“Whether it’s a circuit in a Cherokee or being a passenger at 35,000ft, flying is a huge privilege”
Being an air traffic controller was an enormous advantage. It meant that from day one I wasn’t daunted by radio or procedures. If anything, learning to fly actually improved my controlling skills. Being at the other end of the microphone gave me a better appreciation of what pilots were doing and taught me to pass information and clearances in a more relevant and sensible way.
No, I wasn’t. As I used every opportunity to fly, one day we were flying during my lunch break and when taxying back after two circuits, I just assumed it was the end of my break. Then my instructor suddenly jumped out. I was pretty petrified at the start, especially as Paddy hadn’t told me the aircraft would climb so much faster without him in it!
Downwind, I did my pre-landing checks four times – to this date, my first solo remains the best landing I’ve ever done. I got such a buzz from soloing, it’s still one of my biggest achievements. Afterwards, my ATC colleague said ‘Congrats, don’t be late!’ and I returned to work with a huge grin on my face.
That afternoon, everyone got straight-in approaches!
There’s no big secret. Just like everything else, successful airport managing comes down to offering customer service and good products at a fair price. If you do that, people will come back.
It’s about knowing what your customers want;. GA pilots have no desire for PPR, mandatory handling, high vis, restrictions on hours or expensive landing fees.
Get your radio communication nailed before you get into the aircraft!
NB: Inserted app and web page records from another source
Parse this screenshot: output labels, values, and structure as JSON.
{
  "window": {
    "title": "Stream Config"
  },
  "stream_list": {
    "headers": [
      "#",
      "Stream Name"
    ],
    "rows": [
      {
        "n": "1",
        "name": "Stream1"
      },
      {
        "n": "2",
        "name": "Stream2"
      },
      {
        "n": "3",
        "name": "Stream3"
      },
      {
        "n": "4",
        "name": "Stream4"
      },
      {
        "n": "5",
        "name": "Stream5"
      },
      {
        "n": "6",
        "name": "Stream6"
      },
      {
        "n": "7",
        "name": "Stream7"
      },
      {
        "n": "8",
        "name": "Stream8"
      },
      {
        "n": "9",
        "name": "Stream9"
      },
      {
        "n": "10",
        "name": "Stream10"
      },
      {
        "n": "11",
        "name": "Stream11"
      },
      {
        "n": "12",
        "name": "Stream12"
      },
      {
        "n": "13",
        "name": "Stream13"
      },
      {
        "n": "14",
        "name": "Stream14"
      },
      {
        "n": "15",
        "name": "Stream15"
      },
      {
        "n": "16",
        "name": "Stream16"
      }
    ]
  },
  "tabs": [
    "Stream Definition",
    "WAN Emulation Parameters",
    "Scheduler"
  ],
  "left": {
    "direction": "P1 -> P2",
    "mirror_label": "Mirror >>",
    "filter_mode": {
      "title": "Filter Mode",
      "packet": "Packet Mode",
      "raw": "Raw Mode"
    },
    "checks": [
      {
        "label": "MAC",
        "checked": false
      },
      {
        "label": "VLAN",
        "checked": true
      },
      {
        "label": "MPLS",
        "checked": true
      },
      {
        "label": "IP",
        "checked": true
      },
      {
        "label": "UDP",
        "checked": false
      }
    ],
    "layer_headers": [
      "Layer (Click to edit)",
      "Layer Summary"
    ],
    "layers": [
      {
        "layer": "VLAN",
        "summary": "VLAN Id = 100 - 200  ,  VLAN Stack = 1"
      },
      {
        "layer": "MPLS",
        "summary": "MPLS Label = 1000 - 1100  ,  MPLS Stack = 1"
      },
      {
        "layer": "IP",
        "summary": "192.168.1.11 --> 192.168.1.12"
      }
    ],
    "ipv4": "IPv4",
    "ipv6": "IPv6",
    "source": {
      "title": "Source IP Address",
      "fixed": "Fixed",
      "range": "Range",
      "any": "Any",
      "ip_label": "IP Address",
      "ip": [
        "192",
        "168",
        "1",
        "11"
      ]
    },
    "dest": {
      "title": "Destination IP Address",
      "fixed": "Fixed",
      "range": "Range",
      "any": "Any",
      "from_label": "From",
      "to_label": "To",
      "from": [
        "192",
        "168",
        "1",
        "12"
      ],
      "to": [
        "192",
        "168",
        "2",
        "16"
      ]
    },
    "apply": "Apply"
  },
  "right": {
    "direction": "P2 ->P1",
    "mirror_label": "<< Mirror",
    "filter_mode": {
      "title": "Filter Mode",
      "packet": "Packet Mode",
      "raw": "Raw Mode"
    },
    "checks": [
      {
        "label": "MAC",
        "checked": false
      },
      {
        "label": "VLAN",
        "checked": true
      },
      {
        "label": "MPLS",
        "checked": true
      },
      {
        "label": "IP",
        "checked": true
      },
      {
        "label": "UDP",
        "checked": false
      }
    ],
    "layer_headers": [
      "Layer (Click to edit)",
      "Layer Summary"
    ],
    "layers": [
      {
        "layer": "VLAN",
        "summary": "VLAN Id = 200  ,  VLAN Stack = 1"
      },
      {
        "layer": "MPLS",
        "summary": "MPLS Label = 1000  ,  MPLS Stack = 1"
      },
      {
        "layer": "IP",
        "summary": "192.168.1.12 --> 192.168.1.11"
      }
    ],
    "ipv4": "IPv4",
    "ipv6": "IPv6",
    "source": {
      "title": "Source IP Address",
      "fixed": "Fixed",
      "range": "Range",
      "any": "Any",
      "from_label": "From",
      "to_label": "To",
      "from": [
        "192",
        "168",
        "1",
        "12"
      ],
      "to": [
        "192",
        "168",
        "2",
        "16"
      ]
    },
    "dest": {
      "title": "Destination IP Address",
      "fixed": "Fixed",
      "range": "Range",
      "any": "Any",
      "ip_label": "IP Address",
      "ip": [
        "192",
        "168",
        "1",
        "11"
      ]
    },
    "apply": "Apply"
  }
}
Don’t spend money on learning it in the cockpit, instead give yourself vectors around the kitchen, or clearance to the bathroom.
There are only a dozen mandatory readback items, so get a list of the standard words and phrases and study it.
At home, on the bus, wherever – just not during your flight training. As an air traffic controller, I’ve spent most of my career hearing people wasting their money by trying to talk to me in slightly technical language.
We always thought it’d appeal to aviation enthusiasts like ourselves, but it also appeals to anyone who appreciates good design. Engineering is art by default.
Sleek, clean, aerodynamic, made from high quality titanium – a turbine blade is stunningly beautiful. Because of the upcycling factor, our products also attract customers with environmental concerns.
Currently, with the retirement of the 747, things have gone crazy – everyone wants a piece of it! But it’s not just about jumbo jets. We also do many commissioned pieces for private pilots, who want us to use the engine or propeller blades so their old aeroplane lives on.
The sense of freedom when looking out the window, down on the world. Whether you’re doing a circuit in a Cherokee or being a passenger at 35,000ft, flying is a huge privilege. Humans aren’t meant to fly, so the fact we’ve managed it is quite something. I’m not a religious person, but to me, flying is the closest you get to having a spiritual experience – it’s incredible.
Air traffic controller and former Gloucestershire Airport manager Darren Lewington makes art and furniture from recycled aeroplanes
|When||29 February 1996|
|Aircraft||Piper PA-38 Tomahawk|
|Hours at solo||7h 40min|
|Hours now||Approx. 400|